(TASK DETAILS): Note how many lines in the entries below contain the string "sapiente", and answer with that number and no other text.

[Interface dataset entries]
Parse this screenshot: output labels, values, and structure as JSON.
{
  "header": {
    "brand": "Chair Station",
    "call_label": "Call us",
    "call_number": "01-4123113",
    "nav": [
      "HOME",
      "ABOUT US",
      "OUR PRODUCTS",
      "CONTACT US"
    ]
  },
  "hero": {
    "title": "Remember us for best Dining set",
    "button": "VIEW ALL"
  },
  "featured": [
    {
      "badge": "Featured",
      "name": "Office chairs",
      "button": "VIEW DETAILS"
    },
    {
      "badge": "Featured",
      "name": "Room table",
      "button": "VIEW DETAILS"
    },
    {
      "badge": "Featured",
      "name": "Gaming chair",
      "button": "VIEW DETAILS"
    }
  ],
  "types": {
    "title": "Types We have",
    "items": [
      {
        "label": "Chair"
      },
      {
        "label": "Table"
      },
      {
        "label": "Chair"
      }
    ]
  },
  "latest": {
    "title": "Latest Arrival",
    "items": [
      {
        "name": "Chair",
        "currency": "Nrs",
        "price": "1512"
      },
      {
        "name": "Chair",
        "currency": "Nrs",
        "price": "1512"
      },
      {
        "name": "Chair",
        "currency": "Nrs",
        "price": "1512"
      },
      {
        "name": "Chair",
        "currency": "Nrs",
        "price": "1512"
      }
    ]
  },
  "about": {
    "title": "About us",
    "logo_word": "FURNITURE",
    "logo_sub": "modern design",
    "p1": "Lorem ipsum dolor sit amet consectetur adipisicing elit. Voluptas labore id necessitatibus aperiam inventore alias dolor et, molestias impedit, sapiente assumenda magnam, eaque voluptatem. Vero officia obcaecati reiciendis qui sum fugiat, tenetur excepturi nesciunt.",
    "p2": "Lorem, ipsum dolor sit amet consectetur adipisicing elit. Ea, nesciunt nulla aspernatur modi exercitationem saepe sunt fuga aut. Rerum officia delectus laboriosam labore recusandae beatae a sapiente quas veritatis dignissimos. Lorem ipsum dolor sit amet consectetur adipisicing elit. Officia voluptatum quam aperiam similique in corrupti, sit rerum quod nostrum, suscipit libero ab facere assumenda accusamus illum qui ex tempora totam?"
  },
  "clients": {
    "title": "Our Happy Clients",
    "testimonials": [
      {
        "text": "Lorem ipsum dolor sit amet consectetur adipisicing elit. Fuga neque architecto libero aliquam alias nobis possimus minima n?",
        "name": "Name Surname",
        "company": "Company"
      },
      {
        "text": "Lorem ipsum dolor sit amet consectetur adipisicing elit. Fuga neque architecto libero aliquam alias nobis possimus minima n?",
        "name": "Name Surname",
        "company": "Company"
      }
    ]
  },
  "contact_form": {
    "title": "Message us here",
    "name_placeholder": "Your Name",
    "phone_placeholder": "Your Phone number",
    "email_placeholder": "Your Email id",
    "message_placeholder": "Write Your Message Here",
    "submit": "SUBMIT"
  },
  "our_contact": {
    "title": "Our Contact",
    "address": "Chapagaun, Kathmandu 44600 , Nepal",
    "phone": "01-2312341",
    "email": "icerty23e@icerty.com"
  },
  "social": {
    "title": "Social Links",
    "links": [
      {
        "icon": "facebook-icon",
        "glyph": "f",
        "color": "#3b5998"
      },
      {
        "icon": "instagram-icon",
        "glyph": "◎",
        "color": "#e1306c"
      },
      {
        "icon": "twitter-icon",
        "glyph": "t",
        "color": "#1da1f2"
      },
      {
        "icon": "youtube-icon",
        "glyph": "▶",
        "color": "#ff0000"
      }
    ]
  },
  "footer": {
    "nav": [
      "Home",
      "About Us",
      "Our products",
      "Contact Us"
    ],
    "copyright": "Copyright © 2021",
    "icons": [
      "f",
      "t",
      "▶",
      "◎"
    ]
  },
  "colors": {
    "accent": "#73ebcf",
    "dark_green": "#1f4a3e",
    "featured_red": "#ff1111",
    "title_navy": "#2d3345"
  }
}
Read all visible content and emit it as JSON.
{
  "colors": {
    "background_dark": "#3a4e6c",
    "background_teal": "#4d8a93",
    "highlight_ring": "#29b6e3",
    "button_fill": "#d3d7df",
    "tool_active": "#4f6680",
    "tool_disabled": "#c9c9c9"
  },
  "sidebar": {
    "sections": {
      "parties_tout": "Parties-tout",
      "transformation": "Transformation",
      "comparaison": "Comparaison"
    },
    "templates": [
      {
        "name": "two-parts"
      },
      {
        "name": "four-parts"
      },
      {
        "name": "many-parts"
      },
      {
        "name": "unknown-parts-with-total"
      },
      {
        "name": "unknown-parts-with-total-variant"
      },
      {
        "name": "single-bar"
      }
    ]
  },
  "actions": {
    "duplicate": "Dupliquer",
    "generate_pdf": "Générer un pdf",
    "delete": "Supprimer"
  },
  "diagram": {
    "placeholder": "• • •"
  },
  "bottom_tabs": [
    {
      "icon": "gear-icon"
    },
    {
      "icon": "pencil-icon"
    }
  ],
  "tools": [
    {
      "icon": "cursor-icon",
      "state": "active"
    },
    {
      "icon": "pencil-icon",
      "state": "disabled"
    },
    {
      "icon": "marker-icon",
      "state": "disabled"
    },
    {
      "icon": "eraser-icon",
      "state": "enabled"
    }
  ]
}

(TASK RESPONSE): 2